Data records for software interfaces
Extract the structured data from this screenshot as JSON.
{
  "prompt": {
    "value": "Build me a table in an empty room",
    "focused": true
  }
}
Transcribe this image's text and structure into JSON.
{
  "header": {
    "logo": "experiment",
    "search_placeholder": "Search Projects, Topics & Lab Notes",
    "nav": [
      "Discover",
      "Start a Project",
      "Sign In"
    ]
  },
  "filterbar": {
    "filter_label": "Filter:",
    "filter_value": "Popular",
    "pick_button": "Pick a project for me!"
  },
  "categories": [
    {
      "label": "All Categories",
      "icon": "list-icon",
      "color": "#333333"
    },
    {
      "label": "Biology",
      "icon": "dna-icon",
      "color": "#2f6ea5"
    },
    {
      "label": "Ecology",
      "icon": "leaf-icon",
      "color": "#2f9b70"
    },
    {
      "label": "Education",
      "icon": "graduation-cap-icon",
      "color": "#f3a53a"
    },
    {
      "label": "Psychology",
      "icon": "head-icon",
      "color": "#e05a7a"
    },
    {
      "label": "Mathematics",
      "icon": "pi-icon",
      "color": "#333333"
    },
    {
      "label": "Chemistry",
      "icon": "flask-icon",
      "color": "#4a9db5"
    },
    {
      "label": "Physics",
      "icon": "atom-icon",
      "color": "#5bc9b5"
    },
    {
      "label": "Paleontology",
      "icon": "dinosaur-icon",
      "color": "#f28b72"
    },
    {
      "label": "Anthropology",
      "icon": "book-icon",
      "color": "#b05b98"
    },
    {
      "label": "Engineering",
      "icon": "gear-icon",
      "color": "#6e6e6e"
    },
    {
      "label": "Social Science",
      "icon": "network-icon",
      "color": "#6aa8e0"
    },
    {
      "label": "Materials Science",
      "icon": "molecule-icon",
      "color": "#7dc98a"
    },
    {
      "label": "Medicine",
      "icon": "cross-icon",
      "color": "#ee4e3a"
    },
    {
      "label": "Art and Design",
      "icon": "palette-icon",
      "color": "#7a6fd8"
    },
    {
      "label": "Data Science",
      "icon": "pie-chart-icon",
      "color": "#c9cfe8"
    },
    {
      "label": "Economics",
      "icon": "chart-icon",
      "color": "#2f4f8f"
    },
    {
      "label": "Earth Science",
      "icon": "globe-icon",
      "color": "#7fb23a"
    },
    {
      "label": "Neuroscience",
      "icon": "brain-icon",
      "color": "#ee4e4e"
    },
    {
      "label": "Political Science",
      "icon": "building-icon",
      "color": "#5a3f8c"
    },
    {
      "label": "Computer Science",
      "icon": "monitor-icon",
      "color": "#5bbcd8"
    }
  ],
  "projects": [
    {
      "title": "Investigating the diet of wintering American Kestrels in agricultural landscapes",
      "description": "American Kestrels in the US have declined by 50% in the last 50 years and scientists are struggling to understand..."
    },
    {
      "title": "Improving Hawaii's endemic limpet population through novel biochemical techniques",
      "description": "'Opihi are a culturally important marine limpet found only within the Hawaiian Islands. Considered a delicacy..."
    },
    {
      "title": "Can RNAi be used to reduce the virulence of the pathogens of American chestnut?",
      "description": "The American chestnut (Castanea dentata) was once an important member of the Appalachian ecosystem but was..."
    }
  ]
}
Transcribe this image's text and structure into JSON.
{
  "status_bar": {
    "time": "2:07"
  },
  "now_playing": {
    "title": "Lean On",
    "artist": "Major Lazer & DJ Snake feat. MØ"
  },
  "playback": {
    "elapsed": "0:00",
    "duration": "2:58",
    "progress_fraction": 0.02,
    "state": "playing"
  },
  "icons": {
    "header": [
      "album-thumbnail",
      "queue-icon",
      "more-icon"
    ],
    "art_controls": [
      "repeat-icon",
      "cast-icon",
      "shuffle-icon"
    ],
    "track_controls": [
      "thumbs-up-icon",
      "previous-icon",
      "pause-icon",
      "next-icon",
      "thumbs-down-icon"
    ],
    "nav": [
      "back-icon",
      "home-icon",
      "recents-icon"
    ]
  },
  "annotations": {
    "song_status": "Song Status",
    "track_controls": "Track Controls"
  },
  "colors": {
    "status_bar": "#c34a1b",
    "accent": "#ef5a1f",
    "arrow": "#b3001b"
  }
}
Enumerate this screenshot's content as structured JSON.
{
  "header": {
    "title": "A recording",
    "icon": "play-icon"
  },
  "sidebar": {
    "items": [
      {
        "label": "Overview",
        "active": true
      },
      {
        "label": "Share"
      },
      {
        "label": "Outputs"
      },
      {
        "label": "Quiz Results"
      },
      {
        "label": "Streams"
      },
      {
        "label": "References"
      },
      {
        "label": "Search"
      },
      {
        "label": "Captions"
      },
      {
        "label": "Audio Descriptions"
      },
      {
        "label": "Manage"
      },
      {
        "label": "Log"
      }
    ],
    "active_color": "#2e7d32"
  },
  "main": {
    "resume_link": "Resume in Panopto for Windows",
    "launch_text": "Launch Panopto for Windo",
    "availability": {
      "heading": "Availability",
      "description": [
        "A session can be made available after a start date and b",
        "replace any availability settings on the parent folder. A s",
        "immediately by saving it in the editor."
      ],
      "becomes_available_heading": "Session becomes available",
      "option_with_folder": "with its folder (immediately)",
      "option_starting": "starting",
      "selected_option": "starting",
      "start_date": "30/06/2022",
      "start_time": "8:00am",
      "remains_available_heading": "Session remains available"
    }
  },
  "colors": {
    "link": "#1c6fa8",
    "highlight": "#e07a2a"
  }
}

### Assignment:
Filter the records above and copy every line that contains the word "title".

### Exercise result:
      "title": "Investigating the diet of wintering American Kestrels in agricultural landscapes",
      "title": "Improving Hawaii's endemic limpet population through novel biochemical techniques",
      "title": "Can RNAi be used to reduce the virulence of the pathogens of American chestnut?",
    "title": "Lean On",
    "title": "A recording",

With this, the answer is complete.